--- TASK INPUTS Enclosed Below ---

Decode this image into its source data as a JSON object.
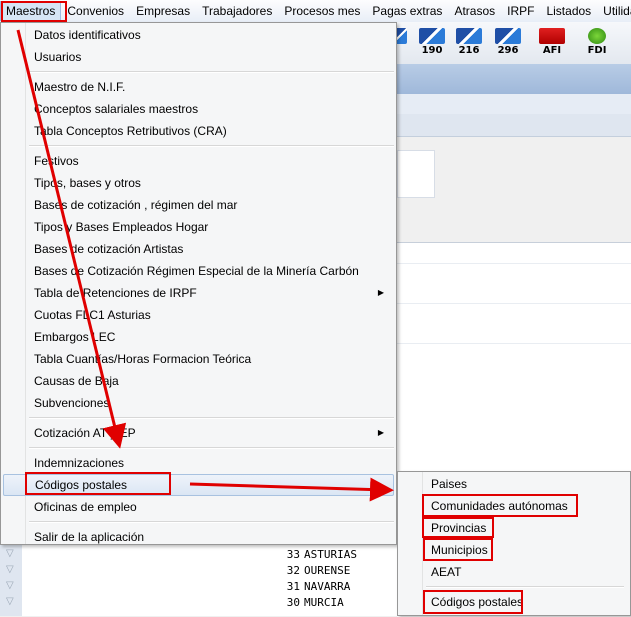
{
  "menubar": {
    "items": [
      "Maestros",
      "Convenios",
      "Empresas",
      "Trabajadores",
      "Procesos mes",
      "Pagas extras",
      "Atrasos",
      "IRPF",
      "Listados",
      "Utilidad"
    ]
  },
  "toolbar": {
    "icons": [
      {
        "label": "190",
        "icon": "tax-model-190-icon"
      },
      {
        "label": "216",
        "icon": "tax-model-216-icon"
      },
      {
        "label": "296",
        "icon": "tax-model-296-icon"
      },
      {
        "label": "AFI",
        "icon": "afi-icon"
      },
      {
        "label": "FDI",
        "icon": "fdi-icon"
      }
    ]
  },
  "menu": {
    "items": [
      "Datos identificativos",
      "Usuarios",
      "Maestro de N.I.F.",
      "Conceptos salariales maestros",
      "Tabla Conceptos Retributivos (CRA)",
      "Festivos",
      "Tipos, bases y otros",
      "Bases de cotización , régimen del mar",
      "Tipos y Bases Empleados Hogar",
      "Bases de cotización Artistas",
      "Bases de Cotización Régimen Especial de la Minería Carbón",
      "Tabla de Retenciones de IRPF",
      "Cuotas FLC1 Asturias",
      "Embargos LEC",
      "Tabla Cuantías/Horas Formacion Teórica",
      "Causas de Baja",
      "Subvenciones",
      "Cotización AT y EP",
      "Indemnizaciones",
      "Códigos postales",
      "Oficinas de empleo",
      "Salir de la aplicación"
    ]
  },
  "submenu": {
    "items": [
      "Paises",
      "Comunidades autónomas",
      "Provincias",
      "Municipios",
      "AEAT",
      "Códigos postales"
    ]
  },
  "table": {
    "rows": [
      {
        "code": "33",
        "name": "ASTURIAS"
      },
      {
        "code": "32",
        "name": "OURENSE"
      },
      {
        "code": "31",
        "name": "NAVARRA"
      },
      {
        "code": "30",
        "name": "MURCIA"
      }
    ]
  },
  "colors": {
    "annotation": "#e00000",
    "highlight": "#dbe6f4",
    "menu_bg": "#f5f6f7"
  }
}
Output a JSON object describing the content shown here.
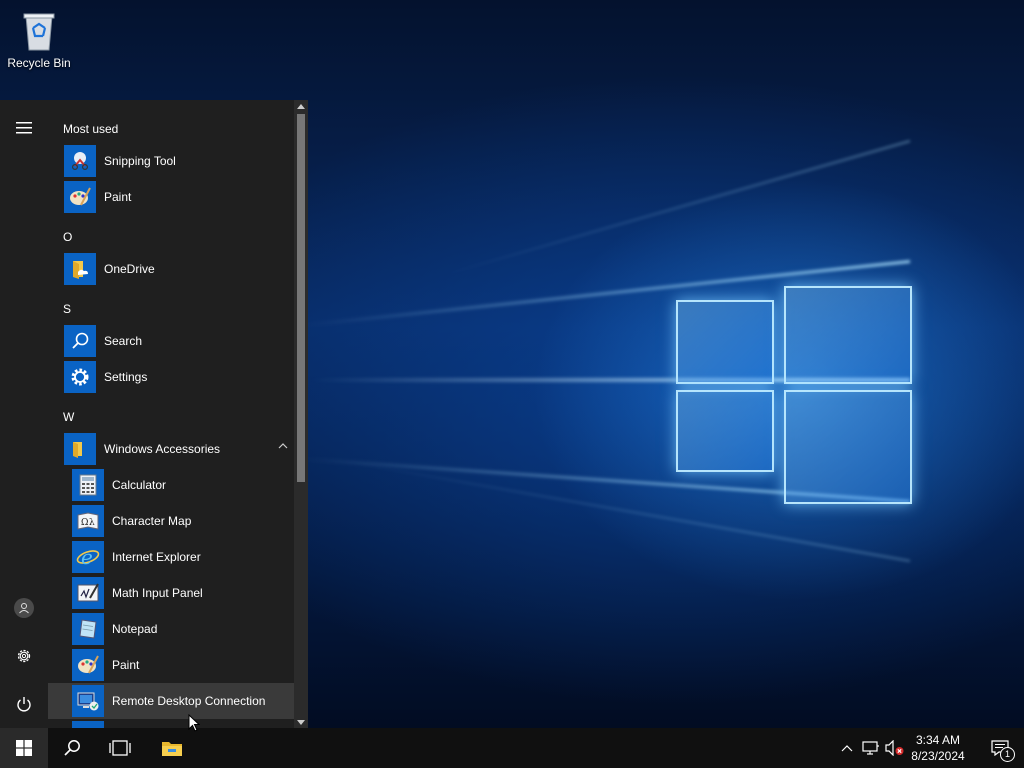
{
  "desktop": {
    "recycle_bin_label": "Recycle Bin"
  },
  "start_menu": {
    "groups": {
      "most_used": "Most used",
      "o": "O",
      "s": "S",
      "w": "W"
    },
    "apps": {
      "snipping_tool": "Snipping Tool",
      "paint": "Paint",
      "onedrive": "OneDrive",
      "search": "Search",
      "settings": "Settings",
      "windows_accessories": "Windows Accessories",
      "calculator": "Calculator",
      "character_map": "Character Map",
      "internet_explorer": "Internet Explorer",
      "math_input_panel": "Math Input Panel",
      "notepad": "Notepad",
      "paint_accessory": "Paint",
      "remote_desktop": "Remote Desktop Connection"
    },
    "hovered_item": "Remote Desktop Connection"
  },
  "taskbar": {
    "time": "3:34 AM",
    "date": "8/23/2024",
    "notification_count": "1"
  },
  "colors": {
    "tile_blue": "#0a63c4",
    "menu_bg": "#1f1f1f",
    "taskbar_bg": "#101010",
    "hover_bg": "#3a3a3a"
  },
  "icons": [
    "hamburger-menu-icon",
    "user-icon",
    "gear-icon",
    "power-icon",
    "windows-logo-icon",
    "search-icon",
    "task-view-icon",
    "file-explorer-icon",
    "chevron-up-icon",
    "network-icon",
    "volume-muted-icon",
    "notification-icon"
  ]
}
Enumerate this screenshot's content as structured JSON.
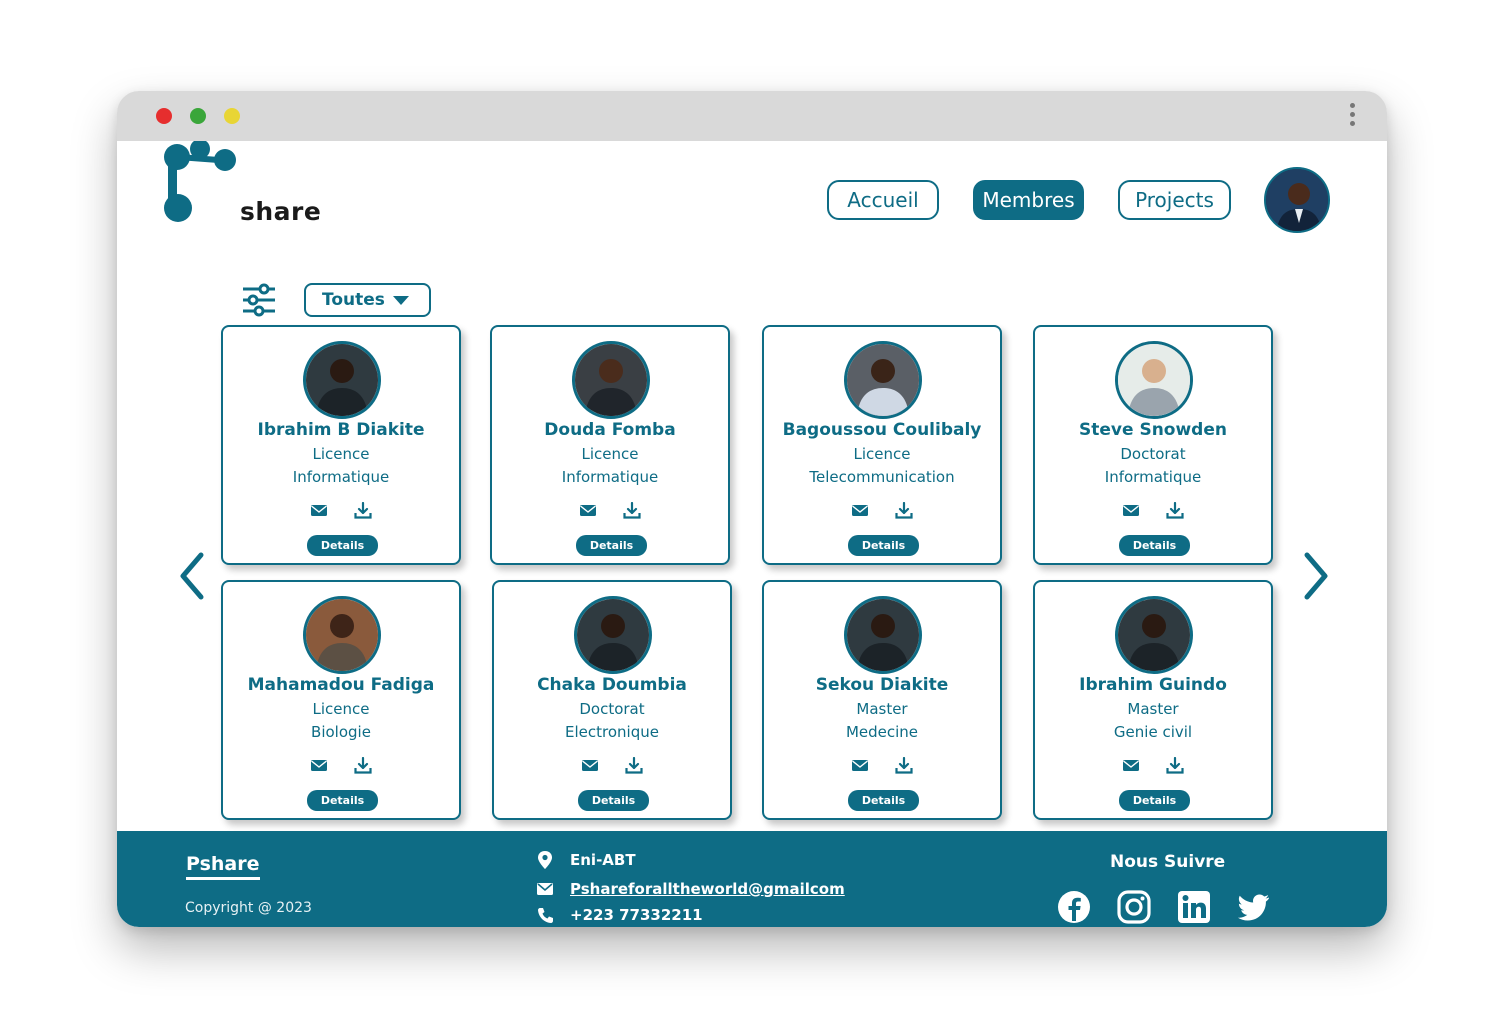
{
  "brand": {
    "name": "Pshare",
    "logo_text": "share"
  },
  "nav": {
    "items": [
      {
        "label": "Accueil",
        "active": false
      },
      {
        "label": "Membres",
        "active": true
      },
      {
        "label": "Projects",
        "active": false
      }
    ]
  },
  "filter": {
    "selected": "Toutes"
  },
  "members": [
    {
      "name": "Ibrahim B Diakite",
      "level": "Licence",
      "field": "Informatique",
      "details_label": "Details"
    },
    {
      "name": "Douda Fomba",
      "level": "Licence",
      "field": "Informatique",
      "details_label": "Details"
    },
    {
      "name": "Bagoussou Coulibaly",
      "level": "Licence",
      "field": "Telecommunication",
      "details_label": "Details"
    },
    {
      "name": "Steve Snowden",
      "level": "Doctorat",
      "field": "Informatique",
      "details_label": "Details"
    },
    {
      "name": "Mahamadou Fadiga",
      "level": "Licence",
      "field": "Biologie",
      "details_label": "Details"
    },
    {
      "name": "Chaka Doumbia",
      "level": "Doctorat",
      "field": "Electronique",
      "details_label": "Details"
    },
    {
      "name": "Sekou Diakite",
      "level": "Master",
      "field": "Medecine",
      "details_label": "Details"
    },
    {
      "name": "Ibrahim Guindo",
      "level": "Master",
      "field": "Genie civil",
      "details_label": "Details"
    }
  ],
  "footer": {
    "brand": "Pshare",
    "copyright": "Copyright @ 2023",
    "address": "Eni-ABT",
    "email": "Pshareforalltheworld@gmailcom",
    "phone": "+223 77332211",
    "follow_title": "Nous Suivre",
    "socials": [
      "facebook-icon",
      "instagram-icon",
      "linkedin-icon",
      "twitter-icon"
    ]
  },
  "colors": {
    "primary": "#0e6c85",
    "titlebar": "#d9d9d9"
  }
}
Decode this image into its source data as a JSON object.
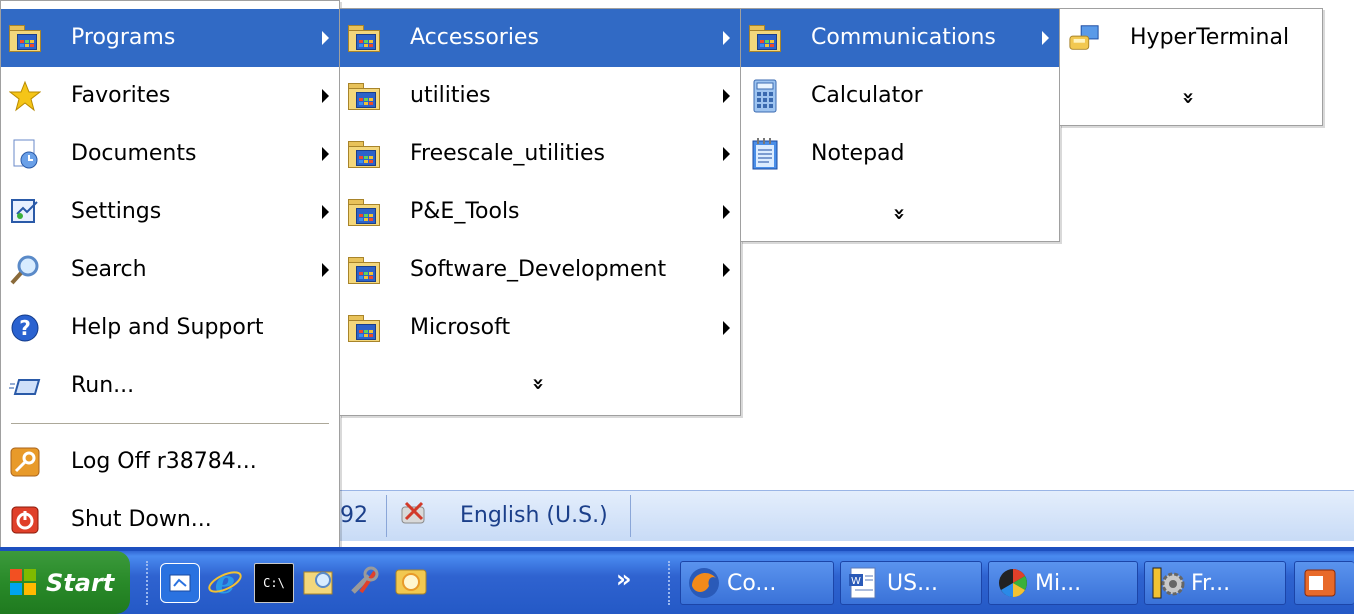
{
  "start_menu": {
    "items": [
      {
        "label": "Programs",
        "icon": "programs-icon"
      },
      {
        "label": "Favorites",
        "icon": "star-icon"
      },
      {
        "label": "Documents",
        "icon": "documents-icon"
      },
      {
        "label": "Settings",
        "icon": "settings-icon"
      },
      {
        "label": "Search",
        "icon": "search-icon"
      },
      {
        "label": "Help and Support",
        "icon": "help-icon"
      },
      {
        "label": "Run...",
        "icon": "run-icon"
      },
      {
        "label": "Log Off r38784...",
        "icon": "key-icon"
      },
      {
        "label": "Shut Down...",
        "icon": "power-icon"
      }
    ]
  },
  "programs_menu": {
    "items": [
      {
        "label": "Accessories"
      },
      {
        "label": "utilities"
      },
      {
        "label": "Freescale_utilities"
      },
      {
        "label": "P&E_Tools"
      },
      {
        "label": "Software_Development"
      },
      {
        "label": "Microsoft"
      }
    ],
    "more": "»"
  },
  "accessories_menu": {
    "items": [
      {
        "label": "Communications"
      },
      {
        "label": "Calculator"
      },
      {
        "label": "Notepad"
      }
    ],
    "more": "»"
  },
  "communications_menu": {
    "items": [
      {
        "label": "HyperTerminal"
      }
    ],
    "more": "»"
  },
  "language_bar": {
    "partial_text": "92",
    "language": "English (U.S.)"
  },
  "taskbar": {
    "start_label": "Start",
    "overflow": "»",
    "buttons": [
      {
        "label": "Co...",
        "icon": "firefox-icon"
      },
      {
        "label": "US...",
        "icon": "word-document-icon"
      },
      {
        "label": "Mi...",
        "icon": "media-icon"
      },
      {
        "label": "Fr...",
        "icon": "freescale-gear-icon"
      }
    ]
  },
  "colors": {
    "selection": "#316ac5",
    "taskbar": "#2459c6",
    "start_button": "#298a29"
  }
}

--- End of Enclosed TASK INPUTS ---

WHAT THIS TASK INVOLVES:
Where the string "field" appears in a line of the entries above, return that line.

ANSWER SECTION:
      "field": "Informatique",
      "field": "Informatique",
      "field": "Telecommunication",
      "field": "Informatique",
      "field": "Biologie",
      "field": "Electronique",
      "field": "Medecine",
      "field": "Genie civil",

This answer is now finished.